words, keeping a structure layered create pressure on popular low-level elements.
This pressure avoid that the code base structure become entangled. I wrote a
post on this cool idea: Evolutionary
Design and Acyclic componentization
So far we just saw symmetric DSM where the set of elements in vertical and horizontal headers is the same. However NDepend can deal with
rectangular matrix. For example you can see the coupling between 2 components
by right clicking a cell, and select the menu Open this dependency.
If the opened cell was black as in the snapshot above (i.e if A and B are mutually dependent) then
the resulting rectangular matrix will contains both green and blue cells (and
eventually black cells as well) as in the snapshot below.
In this situation, you’ll often notice a deficit of green or blue cells
(3 blue cells for 1 green cell here). It is because even if 2 code elements are
mutually dependent, there often exist a natural level order between them. For
example, consider the System.Threading
namespaces and the System.String
class. They are mutually dependent; they both rely on each other. But the
matrix shows that Threading is much more dependent on String than the opposite
(there are much more blue cells than green cells). This confirms the intuition
that Threading is upper level than String.
And this intuition
is something that you can use at your advantage.
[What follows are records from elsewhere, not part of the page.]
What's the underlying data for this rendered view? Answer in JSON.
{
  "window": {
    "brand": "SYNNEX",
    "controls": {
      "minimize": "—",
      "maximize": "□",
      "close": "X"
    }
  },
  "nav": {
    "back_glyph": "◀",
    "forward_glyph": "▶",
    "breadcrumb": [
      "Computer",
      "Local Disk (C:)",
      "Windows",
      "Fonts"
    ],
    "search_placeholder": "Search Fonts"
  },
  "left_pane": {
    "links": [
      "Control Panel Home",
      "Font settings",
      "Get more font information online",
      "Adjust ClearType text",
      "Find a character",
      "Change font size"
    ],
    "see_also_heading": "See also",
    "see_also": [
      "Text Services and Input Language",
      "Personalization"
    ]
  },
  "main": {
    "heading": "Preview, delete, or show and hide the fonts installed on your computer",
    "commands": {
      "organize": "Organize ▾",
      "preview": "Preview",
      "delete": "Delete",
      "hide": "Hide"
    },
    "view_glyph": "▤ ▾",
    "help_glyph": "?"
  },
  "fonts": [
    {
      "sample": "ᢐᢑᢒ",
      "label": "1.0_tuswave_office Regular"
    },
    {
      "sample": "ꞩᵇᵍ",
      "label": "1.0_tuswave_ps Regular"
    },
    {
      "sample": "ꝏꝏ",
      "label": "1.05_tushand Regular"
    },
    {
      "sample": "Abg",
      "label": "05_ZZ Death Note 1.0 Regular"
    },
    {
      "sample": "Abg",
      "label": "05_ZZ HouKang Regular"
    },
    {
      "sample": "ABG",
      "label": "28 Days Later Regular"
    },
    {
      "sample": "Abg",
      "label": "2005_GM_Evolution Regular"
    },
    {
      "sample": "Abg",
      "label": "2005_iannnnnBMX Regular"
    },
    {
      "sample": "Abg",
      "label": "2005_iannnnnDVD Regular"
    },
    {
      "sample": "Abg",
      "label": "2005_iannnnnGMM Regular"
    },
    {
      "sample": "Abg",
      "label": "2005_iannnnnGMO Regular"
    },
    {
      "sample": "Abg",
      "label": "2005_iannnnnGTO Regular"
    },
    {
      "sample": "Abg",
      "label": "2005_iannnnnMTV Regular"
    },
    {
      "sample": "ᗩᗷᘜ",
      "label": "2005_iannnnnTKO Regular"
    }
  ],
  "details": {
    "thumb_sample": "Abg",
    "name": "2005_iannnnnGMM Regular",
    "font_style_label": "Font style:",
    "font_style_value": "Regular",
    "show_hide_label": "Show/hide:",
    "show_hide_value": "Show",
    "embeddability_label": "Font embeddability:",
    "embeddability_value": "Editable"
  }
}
Often a code base seems
completely entangled at first glance. But what I saw many times is that
removing cycles between components is not such a big burden. It is because even
if you are not enforcing automatically layering, developer’s intuition tells them
that low-level things (such as DB access code) shouldn’t use high-level things
(such as UI code). Of course, each code base contains hacks and mistakes, but my
point is that they are hopefully more the exception than the rule. There are
often far less mistake than good things in a code base. I wrote a post on the
topic: Re-factoring, Re-Structuring and
the cost of Levelizing.
here is what the data object pattern looks like. Data objects are classes that
contains only getter/setter and their respective fields.
I think that managing dependencies is the best thing to care for in order to reach maintainable
code and lower complexity. Being able to quickly identify patterns through a
DSM is a powerful tool that I hope, will help you in your daily work.